The proper way to do science--the way which brings life--is to first respect the absolute freedom, and therefore the absolute incomprehensibility, of God. Second, we must respect also the freedom of the creation, which, while not absolute, is nevertheless real with respect to ourselves. In this we way achieve what Florensky called that "being-in-love with" creation, rather than merely the desire to control it.

The whole notion of "scientific determinism" (or any kind of "determinism") arises out of a limited human perspective. When we exert control over things, we see that they are forced to obey certain rules. Thus when we see that the world has certain discernible patterns, we somehow project a sense of "control" onto the whole of reality. And so fears that we are secretly being controlled and have no real freedom come up. Yet listen to what Florensky says:
"God cannot stop being God just as a triangle cannot make the sum of its angles unequal to 180 degrees." [Spinoza] By contrast, the Christian idea of God as Essential Love, as Love inside Himself, and therefore also outside Himself; the idea of God's humility, of His self-abasement, manifested first in the creation of the world, i.e., in the placing of autonomous being alongside Himself, in the gift to this being of the freedom to develop according to its own laws, and therefore in the voluntary limitation of Himself--this idea for the first tiem made it possible to recognize creation as autonomous and therefore morally responsible to God. In the ancient world, there could be no idea of the moral responsibility of creation to God, because there was no idea of the freedom of creation. Christ brought the idea of God's humility to its ultimate limit: God, entering into the world, casts off the image of his glory and puts on the image of His creation (see. Phil. 2:6-8). He subordinates himself to the laws of creaturely life. He does not violate the world order. Nor does He not strike the world with lightning or deafen it with thunder, as pagans though (recall the myth of Zeus and Semele). He only burns like a meek light before the world, drawing to Himself His sinful and weary creation, not punishing it, but calling it to wisdom. God loves His creation and is tormented for its sake, is tormented by its sin. God extends His arms toward His creation, implores it, calls it, awaits His prodigal son. And mankind, the head of creation, is responsible to God for creation, just as man is responsible for man.
The creation is free. We, too, are free. It is only our own presumption and corruption that threatens to destroy that freedom. It is only our own desire to control which threatens that freedom.

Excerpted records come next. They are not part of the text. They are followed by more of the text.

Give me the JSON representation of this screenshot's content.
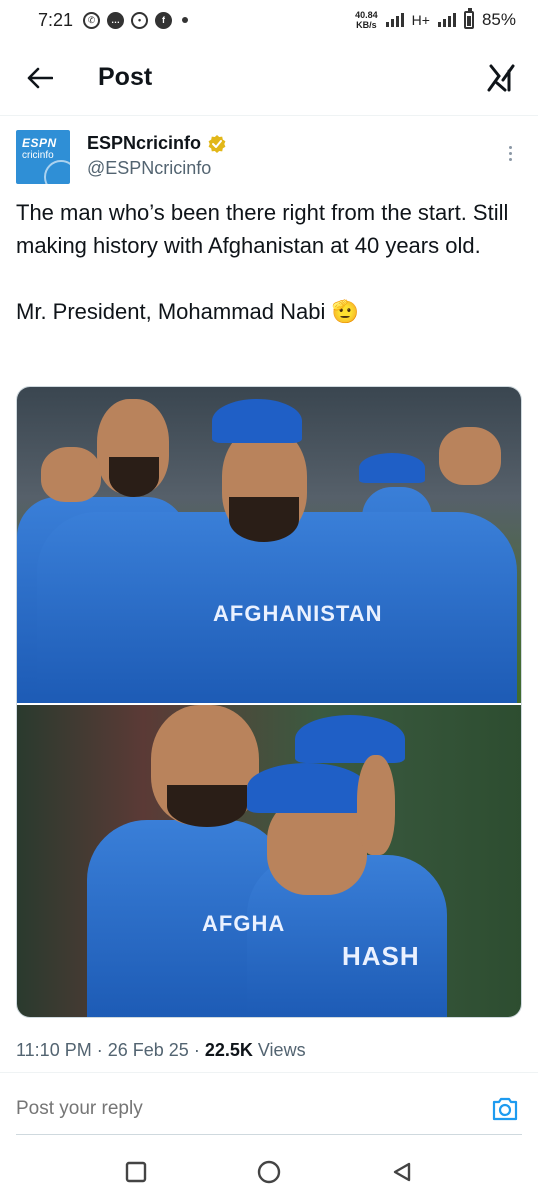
{
  "status_bar": {
    "time": "7:21",
    "speed_value": "40.84",
    "speed_unit": "KB/s",
    "network": "H+",
    "battery": "85%"
  },
  "header": {
    "title": "Post"
  },
  "tweet": {
    "author_name": "ESPNcricinfo",
    "handle": "@ESPNcricinfo",
    "avatar_text": {
      "line1": "ESPN",
      "line2": "cricinfo"
    },
    "paragraphs": [
      "The man who’s been there right from the start. Still making history with Afghanistan at 40 years old.",
      "Mr. President, Mohammad Nabi 🫡"
    ],
    "jersey_text_top": "AFGHANISTAN",
    "jersey_text_bottom_left": "AFGHA",
    "jersey_text_bottom_right": "HASH",
    "time": "11:10 PM",
    "date": "26 Feb 25",
    "views_count": "22.5K",
    "views_label": "Views"
  },
  "reply": {
    "placeholder": "Post your reply"
  },
  "colors": {
    "text": "#0f1419",
    "muted": "#536471",
    "accent": "#1d9bf0",
    "verified": "#e2b719"
  }
}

Science has caused much destruction because it has been done according to the wrong principle, namely the desire for control and for power. It ought to have been done always and only for the love of creation, including a sense of personal responsibility for its good use. Surely much of the blame goes to scientists themselves. But I say the most blame goes to the theologians and the philosophers, who killed God with their rationalism.

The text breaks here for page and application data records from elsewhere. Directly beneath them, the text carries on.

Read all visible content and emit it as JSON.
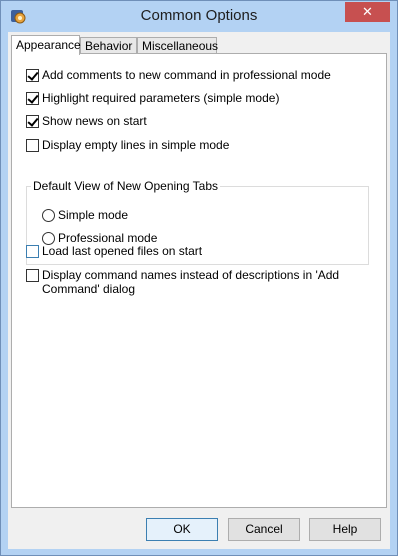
{
  "window": {
    "title": "Common Options",
    "close_glyph": "✕"
  },
  "tabs": [
    {
      "label": "Appearance",
      "active": true
    },
    {
      "label": "Behavior",
      "active": false
    },
    {
      "label": "Miscellaneous",
      "active": false
    }
  ],
  "options": {
    "add_comments": {
      "label": "Add comments to new command in professional mode",
      "checked": true
    },
    "highlight_required": {
      "label": "Highlight required parameters (simple mode)",
      "checked": true
    },
    "show_news": {
      "label": "Show news on start",
      "checked": true
    },
    "display_empty_lines": {
      "label": "Display empty lines in simple mode",
      "checked": false
    },
    "load_last_files": {
      "label": "Load last opened files on start",
      "checked": false
    },
    "display_command_names": {
      "label": "Display command names instead of descriptions in 'Add Command' dialog",
      "checked": false
    }
  },
  "default_view": {
    "label": "Default View of  New Opening Tabs",
    "options": [
      "Simple mode",
      "Professional mode"
    ],
    "selected": null
  },
  "buttons": {
    "ok": "OK",
    "cancel": "Cancel",
    "help": "Help"
  },
  "icons": {
    "app": "app-icon",
    "close": "close-icon"
  },
  "colors": {
    "close_button": "#c75050",
    "title_bar": "#b3d2f3",
    "default_button_border": "#3c7fb1"
  }
}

It is no wonder at all to me that Barth, who was a light shining in the darkness of the Nazi takeover, would also be the one who could say, "Theology is a free science." The heroes of the modern world are those who can stand up and courageously state that we are not in control. With control and determinism come oppression and evil. With freedom and responsibility come love and peace. It all begins with good theology, and good theology must be free, for it must respect the freedom of its subject. Then, too, might the other sciences respect the freedom of their subjects.

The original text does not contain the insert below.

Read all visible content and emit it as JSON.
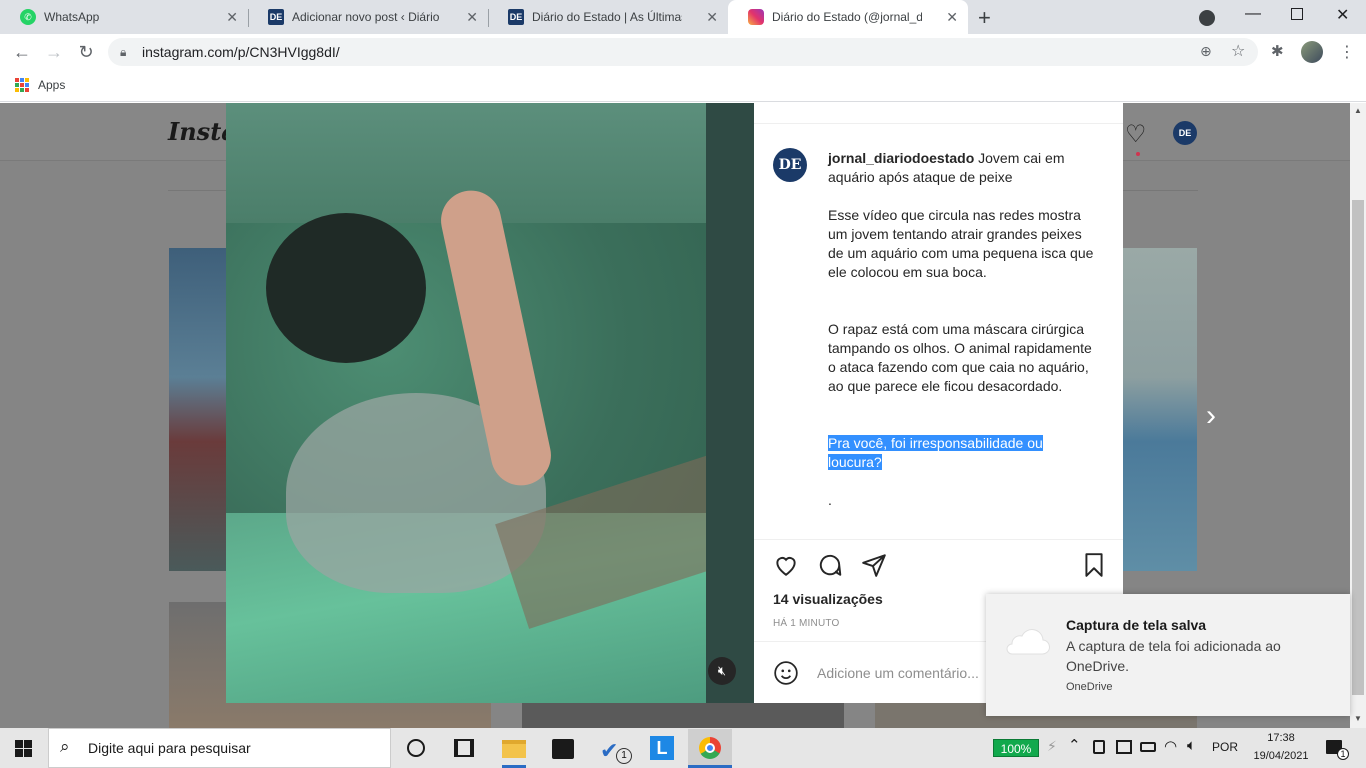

For as mathematics is the most precise of all the sciences, so it must also be applied with the greatest humility. I said before that mathematics in the social sciences may be the worst idea. Yet worse by far is mathematical theology. That is truly the road to serfdom.

No comments:

Post a Comment

I love to hear feedback!